(Dataset rows for apps and sites)
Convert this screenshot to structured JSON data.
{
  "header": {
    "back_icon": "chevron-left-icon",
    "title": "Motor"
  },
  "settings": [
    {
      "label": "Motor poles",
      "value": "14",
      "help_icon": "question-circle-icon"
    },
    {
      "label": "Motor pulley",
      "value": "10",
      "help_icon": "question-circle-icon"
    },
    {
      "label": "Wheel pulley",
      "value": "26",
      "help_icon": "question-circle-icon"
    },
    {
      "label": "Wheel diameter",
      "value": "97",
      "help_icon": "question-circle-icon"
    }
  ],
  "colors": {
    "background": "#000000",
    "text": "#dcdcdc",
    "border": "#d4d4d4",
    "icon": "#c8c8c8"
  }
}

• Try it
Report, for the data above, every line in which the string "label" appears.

• Answer section
      "label": "Motor poles",
      "label": "Motor pulley",
      "label": "Wheel pulley",
      "label": "Wheel diameter",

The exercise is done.